examination was introduced in Vietnam in the L dynasty and remained a principal institution for recruiting officials in the subsequent dynasties of Trn, L, and Nguyn.111 Particularly, in concordance with the political norm thn hin (cherishing the talents), the early Nguyn dynasty considerably developed Confucian education and royal examination system to train competent personnel for the imperial government.112
To begin with, the early Nguyn dynasty initiated various policies to reinforce Confucian education to prepare students for royal examinations. In addition to the Quc t gim (national university) which was moved from H Ni to the new capital at Hu, a number of local schools were established in provincial and district levels. Furthermore, to promote Confucian studies, the dynasty constructed the vn miu (temples of Confucius) and the stone steles to inscribe the names of graduates in every province. The court even ordered the establishment of the societies of the hi t vn (Confucian scholars) in every village.113

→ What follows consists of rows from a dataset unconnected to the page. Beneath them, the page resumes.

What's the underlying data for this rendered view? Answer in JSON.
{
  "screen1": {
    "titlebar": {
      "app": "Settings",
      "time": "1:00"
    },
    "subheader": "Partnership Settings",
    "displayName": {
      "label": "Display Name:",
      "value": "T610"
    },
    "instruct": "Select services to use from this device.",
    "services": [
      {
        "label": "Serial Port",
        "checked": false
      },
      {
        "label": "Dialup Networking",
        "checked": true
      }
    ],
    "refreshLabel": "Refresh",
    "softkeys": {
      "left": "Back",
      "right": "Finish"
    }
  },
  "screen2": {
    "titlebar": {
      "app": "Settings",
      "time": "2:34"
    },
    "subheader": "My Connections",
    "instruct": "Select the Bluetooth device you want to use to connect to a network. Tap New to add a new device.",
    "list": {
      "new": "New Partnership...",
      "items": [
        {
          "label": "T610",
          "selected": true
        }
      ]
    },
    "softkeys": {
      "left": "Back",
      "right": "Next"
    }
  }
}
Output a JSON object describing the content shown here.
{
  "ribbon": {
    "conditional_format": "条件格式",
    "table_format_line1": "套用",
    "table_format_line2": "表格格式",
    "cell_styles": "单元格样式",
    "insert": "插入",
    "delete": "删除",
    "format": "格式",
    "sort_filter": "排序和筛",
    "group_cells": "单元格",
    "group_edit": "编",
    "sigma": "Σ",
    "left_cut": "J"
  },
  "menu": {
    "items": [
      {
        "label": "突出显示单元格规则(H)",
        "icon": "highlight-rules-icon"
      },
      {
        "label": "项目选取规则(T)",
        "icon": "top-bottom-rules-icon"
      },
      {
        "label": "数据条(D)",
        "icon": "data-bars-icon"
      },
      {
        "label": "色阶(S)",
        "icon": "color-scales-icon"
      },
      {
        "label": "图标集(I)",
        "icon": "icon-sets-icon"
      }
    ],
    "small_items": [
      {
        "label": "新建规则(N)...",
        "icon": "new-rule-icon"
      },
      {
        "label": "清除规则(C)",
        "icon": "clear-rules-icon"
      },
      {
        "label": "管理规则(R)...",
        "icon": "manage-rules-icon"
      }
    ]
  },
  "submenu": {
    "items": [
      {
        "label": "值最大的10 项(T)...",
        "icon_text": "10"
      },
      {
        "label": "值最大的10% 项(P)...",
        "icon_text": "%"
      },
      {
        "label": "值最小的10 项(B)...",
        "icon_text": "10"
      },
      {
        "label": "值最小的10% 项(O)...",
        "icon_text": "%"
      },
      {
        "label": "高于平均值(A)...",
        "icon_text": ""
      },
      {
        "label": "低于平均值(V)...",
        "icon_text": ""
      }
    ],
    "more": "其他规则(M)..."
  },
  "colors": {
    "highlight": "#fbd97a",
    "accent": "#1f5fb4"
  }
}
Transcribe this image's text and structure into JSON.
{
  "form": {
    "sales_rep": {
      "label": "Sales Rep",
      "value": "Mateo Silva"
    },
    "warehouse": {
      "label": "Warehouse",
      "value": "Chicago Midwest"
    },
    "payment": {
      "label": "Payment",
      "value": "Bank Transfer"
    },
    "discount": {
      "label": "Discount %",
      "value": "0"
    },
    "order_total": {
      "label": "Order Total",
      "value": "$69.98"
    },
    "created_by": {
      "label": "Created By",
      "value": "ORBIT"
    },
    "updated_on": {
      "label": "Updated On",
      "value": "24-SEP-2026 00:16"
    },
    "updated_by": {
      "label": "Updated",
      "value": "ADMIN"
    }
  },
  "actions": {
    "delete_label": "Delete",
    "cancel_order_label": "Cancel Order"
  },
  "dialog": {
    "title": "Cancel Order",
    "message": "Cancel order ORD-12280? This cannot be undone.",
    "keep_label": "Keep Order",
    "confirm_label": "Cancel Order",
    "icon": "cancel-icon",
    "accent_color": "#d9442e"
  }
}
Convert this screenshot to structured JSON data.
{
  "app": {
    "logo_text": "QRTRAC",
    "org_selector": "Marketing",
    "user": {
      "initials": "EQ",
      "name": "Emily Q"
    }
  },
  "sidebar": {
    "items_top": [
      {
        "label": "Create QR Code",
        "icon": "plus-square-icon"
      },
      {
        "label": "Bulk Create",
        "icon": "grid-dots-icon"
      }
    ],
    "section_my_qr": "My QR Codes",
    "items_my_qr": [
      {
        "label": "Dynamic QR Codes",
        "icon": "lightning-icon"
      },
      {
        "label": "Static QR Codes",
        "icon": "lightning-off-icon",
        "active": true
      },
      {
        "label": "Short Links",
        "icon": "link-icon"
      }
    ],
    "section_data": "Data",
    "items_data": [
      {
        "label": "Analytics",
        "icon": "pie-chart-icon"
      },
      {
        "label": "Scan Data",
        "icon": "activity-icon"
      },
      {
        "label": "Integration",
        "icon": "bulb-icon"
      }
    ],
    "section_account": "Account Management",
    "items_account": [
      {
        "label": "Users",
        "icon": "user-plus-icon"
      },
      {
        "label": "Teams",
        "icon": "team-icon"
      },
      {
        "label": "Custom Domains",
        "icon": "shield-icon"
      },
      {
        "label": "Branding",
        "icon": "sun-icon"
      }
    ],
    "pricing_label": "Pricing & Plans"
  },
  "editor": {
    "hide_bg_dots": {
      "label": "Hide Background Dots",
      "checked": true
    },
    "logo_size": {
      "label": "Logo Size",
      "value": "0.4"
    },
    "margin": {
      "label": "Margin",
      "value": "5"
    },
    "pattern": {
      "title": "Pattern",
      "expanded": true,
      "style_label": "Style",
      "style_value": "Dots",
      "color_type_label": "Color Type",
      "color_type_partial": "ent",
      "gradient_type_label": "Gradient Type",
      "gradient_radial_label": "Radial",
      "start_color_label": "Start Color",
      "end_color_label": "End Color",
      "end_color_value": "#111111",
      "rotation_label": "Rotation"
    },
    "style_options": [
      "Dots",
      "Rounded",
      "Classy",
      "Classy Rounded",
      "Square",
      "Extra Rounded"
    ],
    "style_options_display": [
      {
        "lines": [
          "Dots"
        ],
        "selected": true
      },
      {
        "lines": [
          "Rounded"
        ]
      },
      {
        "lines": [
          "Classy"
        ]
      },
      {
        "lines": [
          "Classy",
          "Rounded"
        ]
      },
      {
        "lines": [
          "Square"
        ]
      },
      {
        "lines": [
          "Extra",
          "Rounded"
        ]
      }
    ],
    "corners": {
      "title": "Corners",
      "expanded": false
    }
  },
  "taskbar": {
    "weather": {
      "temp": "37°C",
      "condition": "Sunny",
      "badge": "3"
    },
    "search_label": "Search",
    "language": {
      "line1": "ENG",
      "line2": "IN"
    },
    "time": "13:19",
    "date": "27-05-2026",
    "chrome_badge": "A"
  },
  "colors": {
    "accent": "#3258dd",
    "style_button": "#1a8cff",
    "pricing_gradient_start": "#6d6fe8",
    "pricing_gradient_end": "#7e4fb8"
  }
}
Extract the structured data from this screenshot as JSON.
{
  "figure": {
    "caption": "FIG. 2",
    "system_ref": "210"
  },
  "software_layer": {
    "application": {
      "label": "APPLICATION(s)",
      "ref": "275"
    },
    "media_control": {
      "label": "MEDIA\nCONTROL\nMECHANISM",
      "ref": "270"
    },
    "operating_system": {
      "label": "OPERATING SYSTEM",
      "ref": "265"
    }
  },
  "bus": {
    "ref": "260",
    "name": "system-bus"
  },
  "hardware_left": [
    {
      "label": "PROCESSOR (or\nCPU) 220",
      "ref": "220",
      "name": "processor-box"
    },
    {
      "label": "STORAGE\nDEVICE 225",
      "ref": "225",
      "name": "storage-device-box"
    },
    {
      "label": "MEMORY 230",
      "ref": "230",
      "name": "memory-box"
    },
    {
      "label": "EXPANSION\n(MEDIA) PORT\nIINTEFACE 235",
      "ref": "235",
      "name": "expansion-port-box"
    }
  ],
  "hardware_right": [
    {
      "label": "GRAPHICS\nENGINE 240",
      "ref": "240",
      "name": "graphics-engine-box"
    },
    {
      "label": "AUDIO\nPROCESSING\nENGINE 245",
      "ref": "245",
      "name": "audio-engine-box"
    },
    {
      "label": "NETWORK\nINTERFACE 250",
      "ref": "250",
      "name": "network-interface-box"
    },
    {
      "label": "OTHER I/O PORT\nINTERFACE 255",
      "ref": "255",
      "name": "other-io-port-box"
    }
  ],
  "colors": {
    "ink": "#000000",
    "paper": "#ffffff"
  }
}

Along with the promotion of Confucian education and studies, the Nguyn dynasty intensified the royal examination system with reference to the Chinese experience and expecially the previous achievements of the L dynasty. The titles of the winners, the system of multi-stage examination consiting of thi hng (provincial examination), thi hi (metropolitan examination), and thi nh (palace examination), and rules of exam area were meticulously regulated.114 Notably, the dynasty established stringent disciplines of the examination. Corruption